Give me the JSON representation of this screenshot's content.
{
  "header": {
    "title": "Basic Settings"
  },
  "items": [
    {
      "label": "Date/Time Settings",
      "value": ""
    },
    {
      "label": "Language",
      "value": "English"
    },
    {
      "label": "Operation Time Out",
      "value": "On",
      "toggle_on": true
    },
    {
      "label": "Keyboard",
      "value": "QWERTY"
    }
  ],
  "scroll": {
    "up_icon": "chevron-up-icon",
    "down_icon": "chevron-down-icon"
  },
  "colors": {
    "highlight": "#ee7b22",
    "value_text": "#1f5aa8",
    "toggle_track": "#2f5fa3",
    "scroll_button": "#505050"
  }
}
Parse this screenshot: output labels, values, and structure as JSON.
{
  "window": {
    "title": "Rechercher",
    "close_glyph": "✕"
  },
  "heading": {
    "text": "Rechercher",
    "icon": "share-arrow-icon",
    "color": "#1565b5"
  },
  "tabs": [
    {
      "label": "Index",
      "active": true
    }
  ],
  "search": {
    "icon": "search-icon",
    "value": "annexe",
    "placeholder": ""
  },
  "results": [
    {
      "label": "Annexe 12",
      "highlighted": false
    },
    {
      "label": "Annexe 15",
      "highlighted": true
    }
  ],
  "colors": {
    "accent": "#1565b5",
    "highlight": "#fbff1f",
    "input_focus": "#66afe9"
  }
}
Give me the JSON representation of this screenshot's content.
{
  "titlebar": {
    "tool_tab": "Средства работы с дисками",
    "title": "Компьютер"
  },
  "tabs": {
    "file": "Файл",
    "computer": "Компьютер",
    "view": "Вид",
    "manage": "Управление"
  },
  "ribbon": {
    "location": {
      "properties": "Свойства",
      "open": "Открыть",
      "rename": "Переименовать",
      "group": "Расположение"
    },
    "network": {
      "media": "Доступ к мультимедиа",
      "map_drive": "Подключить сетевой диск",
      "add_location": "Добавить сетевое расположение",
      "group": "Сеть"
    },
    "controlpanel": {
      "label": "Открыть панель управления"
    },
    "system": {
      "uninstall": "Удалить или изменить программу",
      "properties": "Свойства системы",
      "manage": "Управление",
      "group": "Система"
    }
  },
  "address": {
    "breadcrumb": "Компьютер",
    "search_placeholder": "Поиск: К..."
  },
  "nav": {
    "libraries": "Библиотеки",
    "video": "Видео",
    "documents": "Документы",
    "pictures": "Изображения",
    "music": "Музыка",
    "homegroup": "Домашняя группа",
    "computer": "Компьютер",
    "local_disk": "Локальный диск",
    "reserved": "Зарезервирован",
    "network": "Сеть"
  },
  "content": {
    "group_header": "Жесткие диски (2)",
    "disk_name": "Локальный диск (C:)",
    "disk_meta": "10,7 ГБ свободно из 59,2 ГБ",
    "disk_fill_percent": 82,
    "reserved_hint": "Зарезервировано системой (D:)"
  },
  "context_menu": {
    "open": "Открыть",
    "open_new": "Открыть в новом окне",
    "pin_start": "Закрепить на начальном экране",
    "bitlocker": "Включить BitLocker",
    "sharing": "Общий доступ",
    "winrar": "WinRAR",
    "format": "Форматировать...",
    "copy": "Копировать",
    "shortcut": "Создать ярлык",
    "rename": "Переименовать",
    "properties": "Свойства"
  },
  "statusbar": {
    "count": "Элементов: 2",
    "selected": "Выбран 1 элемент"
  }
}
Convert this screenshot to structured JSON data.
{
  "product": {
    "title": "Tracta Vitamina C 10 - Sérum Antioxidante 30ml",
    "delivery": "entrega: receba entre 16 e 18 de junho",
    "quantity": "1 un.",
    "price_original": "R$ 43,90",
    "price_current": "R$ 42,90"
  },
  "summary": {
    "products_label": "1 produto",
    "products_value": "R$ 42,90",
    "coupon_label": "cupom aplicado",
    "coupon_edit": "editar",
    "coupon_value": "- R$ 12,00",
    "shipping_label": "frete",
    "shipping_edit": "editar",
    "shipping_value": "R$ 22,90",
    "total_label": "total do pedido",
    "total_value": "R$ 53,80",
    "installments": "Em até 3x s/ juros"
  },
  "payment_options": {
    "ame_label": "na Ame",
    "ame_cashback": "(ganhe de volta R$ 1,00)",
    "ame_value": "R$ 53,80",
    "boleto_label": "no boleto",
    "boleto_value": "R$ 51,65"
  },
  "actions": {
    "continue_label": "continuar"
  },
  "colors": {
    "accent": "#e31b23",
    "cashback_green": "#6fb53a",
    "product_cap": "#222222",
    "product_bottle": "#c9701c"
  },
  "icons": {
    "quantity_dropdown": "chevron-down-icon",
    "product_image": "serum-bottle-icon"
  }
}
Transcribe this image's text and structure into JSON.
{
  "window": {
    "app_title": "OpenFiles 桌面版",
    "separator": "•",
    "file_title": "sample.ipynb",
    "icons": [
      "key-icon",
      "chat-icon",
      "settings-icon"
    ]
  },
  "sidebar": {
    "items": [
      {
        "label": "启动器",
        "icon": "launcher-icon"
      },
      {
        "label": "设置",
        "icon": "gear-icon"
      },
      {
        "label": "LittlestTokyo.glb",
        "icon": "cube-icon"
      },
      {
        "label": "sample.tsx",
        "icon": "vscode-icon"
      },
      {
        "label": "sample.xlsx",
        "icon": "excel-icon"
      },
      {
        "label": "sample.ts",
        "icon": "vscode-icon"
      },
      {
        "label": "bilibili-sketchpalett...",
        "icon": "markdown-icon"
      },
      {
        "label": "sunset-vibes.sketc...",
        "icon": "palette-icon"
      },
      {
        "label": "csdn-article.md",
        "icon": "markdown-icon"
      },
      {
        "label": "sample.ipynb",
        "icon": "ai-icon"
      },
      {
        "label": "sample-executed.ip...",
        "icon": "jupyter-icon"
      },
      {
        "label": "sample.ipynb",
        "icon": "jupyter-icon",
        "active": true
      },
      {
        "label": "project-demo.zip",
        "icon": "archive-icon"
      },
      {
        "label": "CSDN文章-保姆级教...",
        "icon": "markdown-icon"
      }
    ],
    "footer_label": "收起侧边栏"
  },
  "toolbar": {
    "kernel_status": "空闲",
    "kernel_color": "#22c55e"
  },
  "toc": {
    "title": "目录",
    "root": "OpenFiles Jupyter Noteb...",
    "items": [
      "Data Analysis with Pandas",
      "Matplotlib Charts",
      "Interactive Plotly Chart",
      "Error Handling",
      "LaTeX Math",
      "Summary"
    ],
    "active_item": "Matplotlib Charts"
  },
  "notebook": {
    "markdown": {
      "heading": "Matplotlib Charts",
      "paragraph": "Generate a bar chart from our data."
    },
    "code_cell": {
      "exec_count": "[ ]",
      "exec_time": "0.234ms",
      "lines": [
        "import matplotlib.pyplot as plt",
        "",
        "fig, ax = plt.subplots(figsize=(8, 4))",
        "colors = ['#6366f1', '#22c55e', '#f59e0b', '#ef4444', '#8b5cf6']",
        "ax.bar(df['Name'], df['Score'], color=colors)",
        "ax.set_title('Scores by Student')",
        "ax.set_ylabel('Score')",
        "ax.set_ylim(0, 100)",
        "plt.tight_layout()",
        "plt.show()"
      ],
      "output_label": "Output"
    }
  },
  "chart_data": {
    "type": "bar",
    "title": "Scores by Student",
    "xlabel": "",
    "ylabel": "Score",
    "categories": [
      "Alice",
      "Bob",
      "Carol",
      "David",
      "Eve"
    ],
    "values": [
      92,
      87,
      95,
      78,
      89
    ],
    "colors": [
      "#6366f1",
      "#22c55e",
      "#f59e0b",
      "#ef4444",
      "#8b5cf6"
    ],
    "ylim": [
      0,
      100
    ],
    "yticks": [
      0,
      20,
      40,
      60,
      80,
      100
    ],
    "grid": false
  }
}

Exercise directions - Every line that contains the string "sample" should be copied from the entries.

Written response -
    "file_title": "sample.ipynb",
        "label": "sample.tsx",
        "label": "sample.xlsx",
        "label": "sample.ts",
        "label": "sample.ipynb",
        "label": "sample-executed.ip...",
        "label": "sample.ipynb",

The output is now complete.